THE economic and banking crisis dominated the return of the Dail yesterday with the Taoiseach standing accused of "crushing the spirit" of the country.
Taoiseach Brian Cowen faced a grilling from opposition parties on his Anglo Irish Bank decisions and job creation policies, as the Dail returned after its summer recess of 12 weeks.
Fine Gael leader Enda Kenny claimed there was now "despair, confusion and fear" among the public because of the uncertainty surrounding government action.
The bank bailout was the "most catastrophic" decision in the history of the country, Mr Kenny claimed.
Wading in, Labour leader Eamon Gilmore said an average of 320 jobs had been lost every day since Mr Cowen had become Taoiseach.
But the Taoiseach insisted that 300,000 jobs could be created over the next five years and pledged to unveil the final cost of the bailed-out Anglo Irish Bank today.
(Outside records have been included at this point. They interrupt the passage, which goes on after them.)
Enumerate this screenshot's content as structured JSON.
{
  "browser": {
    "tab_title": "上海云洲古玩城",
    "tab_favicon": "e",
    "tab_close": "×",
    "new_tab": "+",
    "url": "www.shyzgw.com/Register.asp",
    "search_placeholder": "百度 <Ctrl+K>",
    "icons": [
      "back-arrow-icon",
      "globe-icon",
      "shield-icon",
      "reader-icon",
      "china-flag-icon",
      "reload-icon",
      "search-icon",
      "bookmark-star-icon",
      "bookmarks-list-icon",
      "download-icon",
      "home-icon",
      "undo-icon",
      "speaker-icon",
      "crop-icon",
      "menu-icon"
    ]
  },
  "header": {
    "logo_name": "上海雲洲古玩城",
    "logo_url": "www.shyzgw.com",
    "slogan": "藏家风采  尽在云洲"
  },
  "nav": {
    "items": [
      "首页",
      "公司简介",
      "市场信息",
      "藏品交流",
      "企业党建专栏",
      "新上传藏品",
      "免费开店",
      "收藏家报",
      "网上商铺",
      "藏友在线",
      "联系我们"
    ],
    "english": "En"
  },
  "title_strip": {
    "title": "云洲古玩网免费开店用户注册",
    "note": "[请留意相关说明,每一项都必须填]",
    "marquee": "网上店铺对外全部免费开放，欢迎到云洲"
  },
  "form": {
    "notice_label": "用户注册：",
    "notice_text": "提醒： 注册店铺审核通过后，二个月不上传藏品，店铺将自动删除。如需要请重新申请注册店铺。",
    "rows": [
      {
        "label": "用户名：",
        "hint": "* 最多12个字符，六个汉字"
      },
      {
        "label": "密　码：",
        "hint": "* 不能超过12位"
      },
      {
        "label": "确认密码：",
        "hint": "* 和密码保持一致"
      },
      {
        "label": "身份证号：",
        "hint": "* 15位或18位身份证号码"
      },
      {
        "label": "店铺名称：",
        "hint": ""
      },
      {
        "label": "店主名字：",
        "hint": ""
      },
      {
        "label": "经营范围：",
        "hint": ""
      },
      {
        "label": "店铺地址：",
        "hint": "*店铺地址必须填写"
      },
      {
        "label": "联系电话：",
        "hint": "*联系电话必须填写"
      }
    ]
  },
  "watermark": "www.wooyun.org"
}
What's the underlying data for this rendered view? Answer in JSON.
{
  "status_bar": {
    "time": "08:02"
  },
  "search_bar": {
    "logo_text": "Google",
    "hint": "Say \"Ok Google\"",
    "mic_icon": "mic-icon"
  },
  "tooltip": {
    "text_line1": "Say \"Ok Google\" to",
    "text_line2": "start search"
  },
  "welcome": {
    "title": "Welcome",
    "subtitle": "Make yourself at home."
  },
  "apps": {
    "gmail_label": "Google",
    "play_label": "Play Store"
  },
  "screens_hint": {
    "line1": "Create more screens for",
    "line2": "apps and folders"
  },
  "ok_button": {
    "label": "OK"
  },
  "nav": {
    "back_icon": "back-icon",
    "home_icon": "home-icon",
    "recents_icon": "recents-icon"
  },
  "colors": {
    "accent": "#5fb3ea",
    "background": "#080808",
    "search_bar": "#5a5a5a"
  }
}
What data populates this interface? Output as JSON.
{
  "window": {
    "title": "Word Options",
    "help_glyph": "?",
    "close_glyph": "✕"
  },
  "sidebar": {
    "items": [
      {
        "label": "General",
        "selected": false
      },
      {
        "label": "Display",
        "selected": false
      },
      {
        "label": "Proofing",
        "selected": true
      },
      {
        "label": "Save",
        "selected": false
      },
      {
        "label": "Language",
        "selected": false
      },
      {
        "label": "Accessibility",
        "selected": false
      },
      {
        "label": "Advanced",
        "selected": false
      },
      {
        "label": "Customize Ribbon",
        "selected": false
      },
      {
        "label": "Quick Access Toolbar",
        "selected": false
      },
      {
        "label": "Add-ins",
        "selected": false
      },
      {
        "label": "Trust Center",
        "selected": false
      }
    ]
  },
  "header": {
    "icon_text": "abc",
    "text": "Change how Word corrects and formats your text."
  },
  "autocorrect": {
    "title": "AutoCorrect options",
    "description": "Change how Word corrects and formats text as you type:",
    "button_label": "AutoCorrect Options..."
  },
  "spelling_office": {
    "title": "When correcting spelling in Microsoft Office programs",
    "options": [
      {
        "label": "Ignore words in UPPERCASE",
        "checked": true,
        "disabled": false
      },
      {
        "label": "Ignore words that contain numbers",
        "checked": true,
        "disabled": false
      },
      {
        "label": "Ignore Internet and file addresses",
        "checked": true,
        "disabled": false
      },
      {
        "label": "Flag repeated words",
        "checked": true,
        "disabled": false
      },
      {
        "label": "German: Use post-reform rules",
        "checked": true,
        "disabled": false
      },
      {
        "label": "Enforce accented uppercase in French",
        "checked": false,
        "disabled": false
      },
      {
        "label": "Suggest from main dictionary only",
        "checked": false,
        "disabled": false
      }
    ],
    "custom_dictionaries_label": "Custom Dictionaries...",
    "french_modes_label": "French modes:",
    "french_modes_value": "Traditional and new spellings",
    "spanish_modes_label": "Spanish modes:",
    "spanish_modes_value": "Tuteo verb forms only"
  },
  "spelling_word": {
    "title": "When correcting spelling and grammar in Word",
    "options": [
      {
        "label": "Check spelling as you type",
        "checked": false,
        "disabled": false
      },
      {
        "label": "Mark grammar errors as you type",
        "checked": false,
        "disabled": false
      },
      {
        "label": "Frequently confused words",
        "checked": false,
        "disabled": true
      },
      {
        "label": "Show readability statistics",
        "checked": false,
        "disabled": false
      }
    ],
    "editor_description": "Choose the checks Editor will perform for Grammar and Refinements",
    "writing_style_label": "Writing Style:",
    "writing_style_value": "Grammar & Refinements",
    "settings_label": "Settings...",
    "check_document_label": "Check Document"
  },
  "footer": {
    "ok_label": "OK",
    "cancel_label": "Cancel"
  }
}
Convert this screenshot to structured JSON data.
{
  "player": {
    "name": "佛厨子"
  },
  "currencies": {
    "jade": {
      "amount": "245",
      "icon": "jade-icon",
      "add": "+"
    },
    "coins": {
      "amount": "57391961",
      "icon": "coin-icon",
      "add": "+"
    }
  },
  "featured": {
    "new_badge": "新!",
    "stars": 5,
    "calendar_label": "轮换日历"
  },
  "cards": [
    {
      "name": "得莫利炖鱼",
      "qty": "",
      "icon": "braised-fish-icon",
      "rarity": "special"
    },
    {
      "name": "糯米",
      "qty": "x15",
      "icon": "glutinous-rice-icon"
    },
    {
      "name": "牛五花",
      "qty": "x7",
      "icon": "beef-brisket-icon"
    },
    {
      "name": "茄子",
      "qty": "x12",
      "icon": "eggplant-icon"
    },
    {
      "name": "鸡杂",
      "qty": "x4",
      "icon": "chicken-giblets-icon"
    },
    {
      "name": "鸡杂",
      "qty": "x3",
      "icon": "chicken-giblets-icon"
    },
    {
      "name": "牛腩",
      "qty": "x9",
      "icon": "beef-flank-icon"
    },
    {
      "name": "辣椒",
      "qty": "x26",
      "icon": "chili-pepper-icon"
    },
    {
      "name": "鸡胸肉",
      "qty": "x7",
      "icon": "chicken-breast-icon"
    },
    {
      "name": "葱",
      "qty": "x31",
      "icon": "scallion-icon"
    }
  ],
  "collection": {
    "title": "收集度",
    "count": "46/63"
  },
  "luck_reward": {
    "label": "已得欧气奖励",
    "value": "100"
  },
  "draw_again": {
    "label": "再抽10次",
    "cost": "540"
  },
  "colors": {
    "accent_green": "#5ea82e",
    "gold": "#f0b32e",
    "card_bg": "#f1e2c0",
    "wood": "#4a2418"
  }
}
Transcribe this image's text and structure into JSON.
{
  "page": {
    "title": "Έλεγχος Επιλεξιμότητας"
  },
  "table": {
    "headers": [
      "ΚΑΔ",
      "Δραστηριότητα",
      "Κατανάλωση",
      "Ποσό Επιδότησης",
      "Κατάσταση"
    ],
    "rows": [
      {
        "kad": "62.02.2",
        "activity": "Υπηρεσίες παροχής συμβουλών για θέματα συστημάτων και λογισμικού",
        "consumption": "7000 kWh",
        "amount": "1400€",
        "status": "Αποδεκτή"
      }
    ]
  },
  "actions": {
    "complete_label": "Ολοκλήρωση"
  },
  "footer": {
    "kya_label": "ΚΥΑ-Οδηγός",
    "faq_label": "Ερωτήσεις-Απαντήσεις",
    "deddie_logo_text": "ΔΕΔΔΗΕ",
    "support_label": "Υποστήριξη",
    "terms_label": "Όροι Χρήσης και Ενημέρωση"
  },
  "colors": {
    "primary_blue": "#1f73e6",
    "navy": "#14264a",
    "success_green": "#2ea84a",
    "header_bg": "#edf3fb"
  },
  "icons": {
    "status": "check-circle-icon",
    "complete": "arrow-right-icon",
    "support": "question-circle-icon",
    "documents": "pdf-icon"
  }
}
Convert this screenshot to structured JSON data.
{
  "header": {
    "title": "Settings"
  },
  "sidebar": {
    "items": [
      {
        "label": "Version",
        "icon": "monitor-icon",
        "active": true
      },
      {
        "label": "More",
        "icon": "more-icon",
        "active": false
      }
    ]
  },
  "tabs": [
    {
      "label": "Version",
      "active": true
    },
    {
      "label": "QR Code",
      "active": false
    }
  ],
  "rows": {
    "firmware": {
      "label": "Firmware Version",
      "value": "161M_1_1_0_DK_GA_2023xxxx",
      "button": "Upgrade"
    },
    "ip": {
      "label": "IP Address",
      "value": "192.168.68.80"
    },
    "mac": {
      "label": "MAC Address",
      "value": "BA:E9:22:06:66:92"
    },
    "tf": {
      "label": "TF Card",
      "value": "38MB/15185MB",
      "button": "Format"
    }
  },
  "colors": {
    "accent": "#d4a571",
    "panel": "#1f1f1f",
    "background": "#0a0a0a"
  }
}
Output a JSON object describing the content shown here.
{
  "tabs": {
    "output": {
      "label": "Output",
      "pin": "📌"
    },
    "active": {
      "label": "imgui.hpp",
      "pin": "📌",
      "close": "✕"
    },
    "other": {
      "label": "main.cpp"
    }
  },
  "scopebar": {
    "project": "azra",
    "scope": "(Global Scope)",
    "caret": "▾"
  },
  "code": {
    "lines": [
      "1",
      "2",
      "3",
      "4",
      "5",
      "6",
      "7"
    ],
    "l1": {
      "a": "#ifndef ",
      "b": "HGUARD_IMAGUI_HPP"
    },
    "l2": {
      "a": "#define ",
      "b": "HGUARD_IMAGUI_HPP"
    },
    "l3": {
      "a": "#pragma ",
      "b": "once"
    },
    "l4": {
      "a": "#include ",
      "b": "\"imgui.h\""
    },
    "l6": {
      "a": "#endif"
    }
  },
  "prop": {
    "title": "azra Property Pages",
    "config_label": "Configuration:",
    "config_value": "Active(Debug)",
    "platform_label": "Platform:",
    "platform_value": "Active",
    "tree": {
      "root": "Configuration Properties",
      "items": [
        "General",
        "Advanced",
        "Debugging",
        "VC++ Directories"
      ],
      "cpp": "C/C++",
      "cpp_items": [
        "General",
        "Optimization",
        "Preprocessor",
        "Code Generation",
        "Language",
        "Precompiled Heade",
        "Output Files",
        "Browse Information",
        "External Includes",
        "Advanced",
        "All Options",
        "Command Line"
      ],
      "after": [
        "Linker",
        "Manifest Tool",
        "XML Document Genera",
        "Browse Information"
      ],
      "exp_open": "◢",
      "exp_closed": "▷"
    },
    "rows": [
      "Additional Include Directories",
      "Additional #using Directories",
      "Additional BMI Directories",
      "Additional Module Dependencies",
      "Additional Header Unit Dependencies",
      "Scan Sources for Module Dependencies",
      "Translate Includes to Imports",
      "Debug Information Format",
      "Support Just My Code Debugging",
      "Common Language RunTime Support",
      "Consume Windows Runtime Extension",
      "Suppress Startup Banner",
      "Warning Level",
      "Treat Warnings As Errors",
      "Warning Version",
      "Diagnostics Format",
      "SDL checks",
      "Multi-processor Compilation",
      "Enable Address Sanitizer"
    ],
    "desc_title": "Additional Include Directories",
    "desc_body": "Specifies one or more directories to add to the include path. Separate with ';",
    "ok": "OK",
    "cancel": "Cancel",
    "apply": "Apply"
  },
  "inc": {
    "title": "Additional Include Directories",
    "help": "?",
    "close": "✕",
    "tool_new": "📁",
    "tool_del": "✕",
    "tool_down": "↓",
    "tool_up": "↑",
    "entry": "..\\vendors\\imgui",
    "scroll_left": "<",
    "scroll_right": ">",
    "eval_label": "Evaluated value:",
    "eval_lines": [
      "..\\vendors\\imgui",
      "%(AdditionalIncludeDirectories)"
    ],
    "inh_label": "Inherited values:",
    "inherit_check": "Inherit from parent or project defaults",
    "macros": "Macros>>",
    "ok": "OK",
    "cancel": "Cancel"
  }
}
He strongly hinted the final bill could come to somewhere in the region of €30bn, which would result in an additional annual interest payment on the national debt of €1.5bn.
Mr Cowen, who has endured a difficult few weeks following his infamous 'Morning Ireland' interview, also hit out at what he called the "populist games" being played by the Labour Party in order to win votes.
With Labour again opposing the banking guarantee last night, Mr Cowen claimed they were "winning out there" with stances that failed to recognise that the banks needed to be fixed in order to achieve economic growth.
"You'll (Mr Gilmore) get plenty of kudos for it. . . playing the old game and hoping you'll get a few votes out of it," Mr Cowen said.
Setting the tone for what is expected to be a tough and unpredictable Dail term, the opposition parties launched a blistering attack on the Government's record.
"There is despair, confusion and fear as a result of the uncertainty surrounding government action," Mr Kenny claimed.
He accused the Taoiseach of implementing policies that had "crushed the spirit of many of the people".
But Mr Cowen accused Fine Gael and Labour of an "exaggerated portrayal" of the state of the economy, which didn't help the spirit of the country.